But what can we do, as those within this sort of educated cryptocurrency bubble? What should we do? In theory, we should keep doing what we’re doing. We’re the ones actually using cryptocurrency, but we should try to spend crypto anywhere we can. The more we transact in crypto, the stronger the community comes, and the closer we are to realizing Satoshi’s dream. Every opportunity presented where cryptocurrency is accepted, we should go out of our way to use it. Money talks and bullshit walks, and we should vote with our money: we need to tell businesses with our payments that we want to pay in cryptocurrencies.
Is regulation of these financial giants with their fingers in crypto able to take some of the wind out of the sails? Impossible. They’ll try, but it’s going to be next to impossible without a presently undiscovered technology or methodology. Time and time again, governments and world organizations preach about regulation of cryptocurrency, yet it technically it is not possible without a form of a roundabout third-party reporting system.
I wish it was simple, but my cynical half yells at me with daggers in the eyes.
Unfortunately, I think cryptocurrency has morphed into the perfect outlet for the psychopathic financial industry that’s hell bent on nothing other than profit at the cost of everything else. They’ve been forever lobbying to remove shackles placed on them by a worried society left to stand back and watch the industry create nothing physical, but become rich by digitally moving numbers from the left to right while collecting a commission. Stock prices become irrelevant when your business is to sell stock. Your business only becomes being good at selling stock.
It troubles me. In a world where only 43 percent of citizens trust their government, how can the powers be trusted to protect the citizenry from the shifting storms? Their attempts to regulate the financial industry post the 2010 trillion-dollar market crash were hindered by multiple stakeholder interests.
I can imagine the smiles that grew over the faces of financial industry executives as they asked questions about Bitcoin to the kid telling them that they need to focus some energy on the asset.
“So, what determines the price, what is the underlying value?”
“Market value only, it’s a made up unique internet code.”
“Who is the central regulating authority?”
“Are there exchanges”
“Yes, and they can have different prices.”
It’s a financial executive’s wet dream.
Big money has sniffed the value and power of cryptocurrency, and they’ve seen the value it can provide them: A market uninhibited from any regulatory authority in any capacity.

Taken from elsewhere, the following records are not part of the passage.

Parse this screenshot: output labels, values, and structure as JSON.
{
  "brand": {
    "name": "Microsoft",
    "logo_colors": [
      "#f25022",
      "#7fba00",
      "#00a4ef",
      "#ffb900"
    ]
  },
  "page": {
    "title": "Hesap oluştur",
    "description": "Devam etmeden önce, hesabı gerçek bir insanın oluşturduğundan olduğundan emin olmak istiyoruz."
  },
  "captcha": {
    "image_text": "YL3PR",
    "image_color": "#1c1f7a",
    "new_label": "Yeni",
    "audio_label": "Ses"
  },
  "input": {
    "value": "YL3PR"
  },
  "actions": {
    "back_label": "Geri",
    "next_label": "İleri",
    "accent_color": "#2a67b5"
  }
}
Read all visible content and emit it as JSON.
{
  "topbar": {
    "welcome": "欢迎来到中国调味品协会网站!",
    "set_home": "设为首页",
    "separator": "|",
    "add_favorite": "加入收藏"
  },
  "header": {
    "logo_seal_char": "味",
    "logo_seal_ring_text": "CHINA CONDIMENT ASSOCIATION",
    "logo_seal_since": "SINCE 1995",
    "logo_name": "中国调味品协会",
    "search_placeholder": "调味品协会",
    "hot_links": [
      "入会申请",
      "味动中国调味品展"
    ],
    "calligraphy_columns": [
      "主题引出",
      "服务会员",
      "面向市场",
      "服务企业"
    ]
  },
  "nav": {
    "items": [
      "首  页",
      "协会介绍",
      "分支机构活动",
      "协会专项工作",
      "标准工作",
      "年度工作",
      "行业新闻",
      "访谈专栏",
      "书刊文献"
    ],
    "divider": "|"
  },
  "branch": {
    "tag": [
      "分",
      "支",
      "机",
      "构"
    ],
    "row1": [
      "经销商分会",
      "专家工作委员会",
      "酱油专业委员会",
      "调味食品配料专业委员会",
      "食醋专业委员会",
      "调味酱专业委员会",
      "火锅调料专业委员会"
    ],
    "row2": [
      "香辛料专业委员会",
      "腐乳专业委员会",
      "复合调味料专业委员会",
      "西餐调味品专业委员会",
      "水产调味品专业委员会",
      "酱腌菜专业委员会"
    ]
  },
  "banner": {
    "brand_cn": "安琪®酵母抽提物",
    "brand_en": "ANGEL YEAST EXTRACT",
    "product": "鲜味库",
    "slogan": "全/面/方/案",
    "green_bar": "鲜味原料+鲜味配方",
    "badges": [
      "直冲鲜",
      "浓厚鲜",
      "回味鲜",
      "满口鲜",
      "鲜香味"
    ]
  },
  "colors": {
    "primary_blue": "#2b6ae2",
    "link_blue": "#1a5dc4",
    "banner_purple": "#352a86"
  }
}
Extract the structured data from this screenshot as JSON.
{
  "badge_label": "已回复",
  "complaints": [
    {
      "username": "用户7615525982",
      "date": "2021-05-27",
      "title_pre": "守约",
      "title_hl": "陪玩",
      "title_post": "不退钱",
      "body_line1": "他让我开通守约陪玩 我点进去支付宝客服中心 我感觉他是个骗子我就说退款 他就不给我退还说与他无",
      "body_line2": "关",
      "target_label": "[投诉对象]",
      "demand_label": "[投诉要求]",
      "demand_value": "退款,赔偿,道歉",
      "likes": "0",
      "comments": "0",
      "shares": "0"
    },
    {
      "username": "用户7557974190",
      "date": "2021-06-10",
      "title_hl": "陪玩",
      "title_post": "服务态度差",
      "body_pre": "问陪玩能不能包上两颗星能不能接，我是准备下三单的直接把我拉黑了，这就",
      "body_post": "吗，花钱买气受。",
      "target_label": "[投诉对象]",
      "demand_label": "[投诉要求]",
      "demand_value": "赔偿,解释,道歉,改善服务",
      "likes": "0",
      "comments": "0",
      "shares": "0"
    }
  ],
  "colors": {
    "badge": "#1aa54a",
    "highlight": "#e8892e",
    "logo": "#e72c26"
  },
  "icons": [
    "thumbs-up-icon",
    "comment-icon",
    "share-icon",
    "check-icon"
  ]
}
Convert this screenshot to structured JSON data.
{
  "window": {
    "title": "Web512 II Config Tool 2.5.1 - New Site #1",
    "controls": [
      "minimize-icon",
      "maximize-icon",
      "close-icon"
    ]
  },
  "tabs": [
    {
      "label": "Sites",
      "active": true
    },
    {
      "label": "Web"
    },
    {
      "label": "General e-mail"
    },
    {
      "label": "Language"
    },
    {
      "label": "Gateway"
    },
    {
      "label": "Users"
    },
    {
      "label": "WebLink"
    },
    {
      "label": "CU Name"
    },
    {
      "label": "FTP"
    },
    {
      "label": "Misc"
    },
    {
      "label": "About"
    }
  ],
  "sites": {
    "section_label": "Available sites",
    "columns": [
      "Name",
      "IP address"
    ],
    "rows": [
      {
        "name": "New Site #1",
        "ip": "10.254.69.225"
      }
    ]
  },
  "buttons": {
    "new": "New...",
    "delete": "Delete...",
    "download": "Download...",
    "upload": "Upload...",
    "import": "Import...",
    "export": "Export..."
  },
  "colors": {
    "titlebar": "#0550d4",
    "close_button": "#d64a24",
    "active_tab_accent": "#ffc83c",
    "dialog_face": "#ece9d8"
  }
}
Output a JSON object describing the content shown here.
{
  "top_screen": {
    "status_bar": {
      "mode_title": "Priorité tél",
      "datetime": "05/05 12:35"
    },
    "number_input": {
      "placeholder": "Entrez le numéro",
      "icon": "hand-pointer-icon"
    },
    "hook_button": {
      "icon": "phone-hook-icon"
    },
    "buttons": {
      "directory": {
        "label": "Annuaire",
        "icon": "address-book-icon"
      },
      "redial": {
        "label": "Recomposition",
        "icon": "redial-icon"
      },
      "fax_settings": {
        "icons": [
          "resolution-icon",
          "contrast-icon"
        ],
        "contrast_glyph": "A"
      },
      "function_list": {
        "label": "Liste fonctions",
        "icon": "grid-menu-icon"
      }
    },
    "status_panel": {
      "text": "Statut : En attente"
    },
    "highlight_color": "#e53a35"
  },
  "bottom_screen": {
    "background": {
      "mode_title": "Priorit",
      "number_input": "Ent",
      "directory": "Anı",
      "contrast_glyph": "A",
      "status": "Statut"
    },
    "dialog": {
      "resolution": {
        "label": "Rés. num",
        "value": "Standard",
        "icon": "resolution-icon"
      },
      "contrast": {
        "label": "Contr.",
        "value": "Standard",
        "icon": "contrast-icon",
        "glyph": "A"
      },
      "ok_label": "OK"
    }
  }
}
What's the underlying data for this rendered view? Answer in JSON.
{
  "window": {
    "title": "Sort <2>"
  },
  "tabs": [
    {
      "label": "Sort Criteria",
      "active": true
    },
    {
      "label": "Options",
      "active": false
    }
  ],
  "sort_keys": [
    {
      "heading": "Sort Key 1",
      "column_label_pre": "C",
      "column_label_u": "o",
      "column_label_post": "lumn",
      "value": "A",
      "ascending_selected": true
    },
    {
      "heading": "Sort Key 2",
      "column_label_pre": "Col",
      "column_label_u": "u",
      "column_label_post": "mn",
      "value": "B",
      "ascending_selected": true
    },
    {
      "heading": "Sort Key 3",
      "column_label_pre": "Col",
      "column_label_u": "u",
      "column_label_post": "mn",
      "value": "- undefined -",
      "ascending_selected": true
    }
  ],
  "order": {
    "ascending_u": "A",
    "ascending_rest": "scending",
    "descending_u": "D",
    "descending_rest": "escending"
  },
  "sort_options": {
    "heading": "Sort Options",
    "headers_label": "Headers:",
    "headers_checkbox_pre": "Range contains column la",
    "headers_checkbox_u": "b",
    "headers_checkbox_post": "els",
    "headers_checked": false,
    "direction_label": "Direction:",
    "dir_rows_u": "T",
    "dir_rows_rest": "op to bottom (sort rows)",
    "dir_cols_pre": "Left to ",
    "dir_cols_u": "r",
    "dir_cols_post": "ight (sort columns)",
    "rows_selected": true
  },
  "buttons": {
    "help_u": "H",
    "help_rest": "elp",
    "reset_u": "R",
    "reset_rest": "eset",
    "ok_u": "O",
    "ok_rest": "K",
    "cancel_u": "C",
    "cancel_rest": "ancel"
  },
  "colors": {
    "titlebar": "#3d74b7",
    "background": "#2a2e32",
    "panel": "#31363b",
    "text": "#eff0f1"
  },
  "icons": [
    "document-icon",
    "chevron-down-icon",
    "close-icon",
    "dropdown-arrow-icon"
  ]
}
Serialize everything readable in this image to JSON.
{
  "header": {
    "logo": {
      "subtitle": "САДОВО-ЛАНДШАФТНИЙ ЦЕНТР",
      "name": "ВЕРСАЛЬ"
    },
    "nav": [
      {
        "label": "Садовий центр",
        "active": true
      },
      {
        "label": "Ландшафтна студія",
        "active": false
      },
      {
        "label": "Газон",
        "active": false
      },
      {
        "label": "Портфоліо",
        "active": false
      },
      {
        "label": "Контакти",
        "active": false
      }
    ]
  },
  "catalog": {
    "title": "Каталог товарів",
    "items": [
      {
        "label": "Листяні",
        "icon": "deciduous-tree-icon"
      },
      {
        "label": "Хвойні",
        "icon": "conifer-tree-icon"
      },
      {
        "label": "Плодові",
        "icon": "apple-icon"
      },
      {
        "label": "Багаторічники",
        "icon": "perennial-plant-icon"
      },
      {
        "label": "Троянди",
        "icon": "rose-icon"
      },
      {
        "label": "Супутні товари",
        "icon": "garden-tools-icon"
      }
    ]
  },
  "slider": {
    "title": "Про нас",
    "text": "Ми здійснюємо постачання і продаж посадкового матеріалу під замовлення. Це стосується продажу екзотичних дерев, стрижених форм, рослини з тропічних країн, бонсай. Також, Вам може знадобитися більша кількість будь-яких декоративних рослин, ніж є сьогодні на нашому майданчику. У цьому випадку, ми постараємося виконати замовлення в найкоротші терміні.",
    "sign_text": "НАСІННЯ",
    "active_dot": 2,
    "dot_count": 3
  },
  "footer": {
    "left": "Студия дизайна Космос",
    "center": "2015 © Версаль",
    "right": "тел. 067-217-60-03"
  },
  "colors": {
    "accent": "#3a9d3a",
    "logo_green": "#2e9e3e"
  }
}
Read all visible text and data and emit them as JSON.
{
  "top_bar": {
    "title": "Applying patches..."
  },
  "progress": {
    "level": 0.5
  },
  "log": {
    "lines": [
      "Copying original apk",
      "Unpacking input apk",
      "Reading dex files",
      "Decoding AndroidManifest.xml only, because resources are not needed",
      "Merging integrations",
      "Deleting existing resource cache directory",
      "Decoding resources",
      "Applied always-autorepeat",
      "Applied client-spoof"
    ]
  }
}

This is different to what Satoshi saw in it: a boundless tradable global currency without central authority.
Cryptocurrency is out of our control. It’s a game for huge financials now. It’s E-coin. The very organizations we’re all trying to escape from are the organizations building the technology to allow businesses to accept cryptocurrency. I struggle coming to terms with believing cryptocurrency is now anything more than the next generation of financial products.
But then I remember the key to it all: peer-to-peer use.
I don’t think I’ve ever paid anyone I know for something by crypto. That’s my 2018 goal. I’m going to do more normal transacting in cryptocurrency.
Be conscious that the current price is propped up like crazy by an industry with decades of experience simply applying their principles and lack of moral compass. FinTech may not be such a good thing, and it seems to me to be just Goldman Sachs wearing a Star Wars costume telling everyone at the convention how much they love Star Trek.
Regardless, with FinTech’s backing, where really is the roof?